It comes as no surprise to see infection control standards proving difficult for outpatient organizations. These requirements were also some of the most challenging from 2018 and reflect ongoing observations made by ICCS infection control consultants during on-site visits.

FDA: Facilities Should Transition to Duodenoscopes With Disposable Parts


The U.S. Food and Drug Administration (FDA) has issued a safety communication advising hospitals and endoscopy facilities to transition away from fixed endcap duodenoscopes and begin using duodenoscopes with disposable components that help with or even eliminate the need for reprocessing.

In the communication, the FDA states it believes the most effective solution to reducing the risk of disease transmission by duodenoscopes is through "innovative device designs that make reprocessing easier, more effective or unnecessary." 

As an example, FDA highlights duodenoscopes that incorporate disposable components. Such components, FDA states, can "facilitate cleaning, reduce contamination and reduce disease transmission following reprocessing. Disposable designs may reduce between-patient duodenoscope contamination by half as compared to reusable, or fixed, endcaps."

To date, FDA has cleared two duodenoscopes with disposable endcaps that facilitate reprocessing: Fujifilm's duodenoscope model ED-580XT and Pentax Medical's duodenoscope model ED34-i10T.

FDA shared the following recommendations for hospitals and endoscopy facilities:

  • Use duodenoscopes that have disposable components, if available.

  • Ensure staff always follow reprocessing instructions.

  • Institute a quality control program that includes sampling, microbiological culturing and other monitoring methods.

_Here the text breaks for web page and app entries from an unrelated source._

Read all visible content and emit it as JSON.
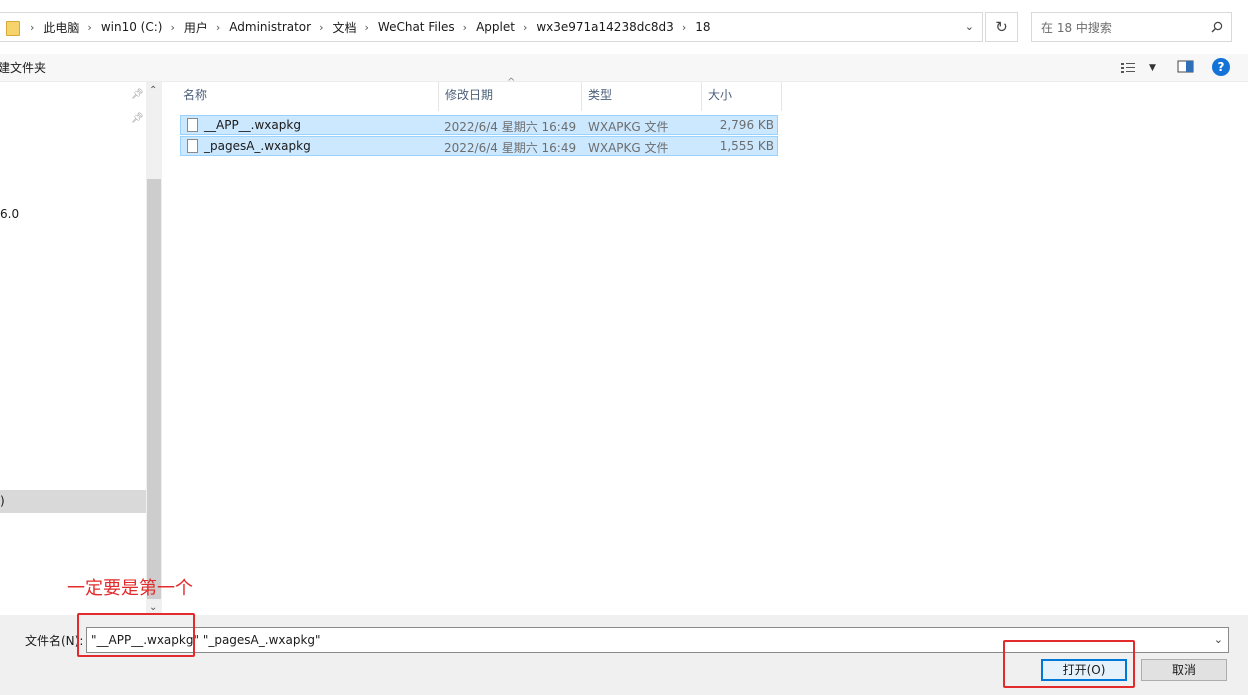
{
  "address": {
    "crumbs": [
      "此电脑",
      "win10 (C:)",
      "用户",
      "Administrator",
      "文档",
      "WeChat Files",
      "Applet",
      "wx3e971a14238dc8d3",
      "18"
    ],
    "search_placeholder": "在 18 中搜索"
  },
  "toolbar": {
    "new_folder_label": "建文件夹",
    "help_label": "?"
  },
  "nav": {
    "partial_text_1": "6.0",
    "partial_text_2": ")"
  },
  "columns": {
    "name": "名称",
    "date": "修改日期",
    "type": "类型",
    "size": "大小"
  },
  "files": [
    {
      "name": "__APP__.wxapkg",
      "date": "2022/6/4 星期六 16:49",
      "type": "WXAPKG 文件",
      "size": "2,796 KB"
    },
    {
      "name": "_pagesA_.wxapkg",
      "date": "2022/6/4 星期六 16:49",
      "type": "WXAPKG 文件",
      "size": "1,555 KB"
    }
  ],
  "bottom": {
    "filename_label": "文件名(N):",
    "filename_value_1": "\"__APP__.wxapkg\"",
    "filename_value_2": " \"_pagesA_.wxapkg\"",
    "open_button": "打开(O)",
    "cancel_button": "取消"
  },
  "annotation": {
    "text": "一定要是第一个",
    "color": "#e32b2b"
  },
  "colors": {
    "selection_bg": "#cce8ff",
    "selection_border": "#99d1ff",
    "header_text": "#4c607a",
    "accent": "#0078d7"
  }
}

  • Consider reprocessing with supplemental measures, such as sterilization or use of a liquid chemical sterilant processing system consistent with the device's labeling.

  • Monitor reprocessing procedures.

  • Develop schedules for routine inspection and periodic maintenance in accordance with duodenoscope manufacturer's instructions.

FDA acknowledged that transitioning to newer duodenoscope designs will take time due to cost and market availability challenges, stating, "We encourage healthcare facilities purchasing new duodenoscopes to begin developing a transition plan and work to replace their conventional duodenoscopes with newer models."

In the meantime, FDA noted it is encouraging and working with manufacturers to increase supply of disposable cap duodenoscopes and develop new designs that can further minimize or eliminate patient infection risk.

The safety communication comes just a few weeks after a New York Times article examined the difficulty providers face in properly sterilizing duodenoscopes. The article prompted multiple gastroenterology societies to issue a joint statement challenging points in the piece.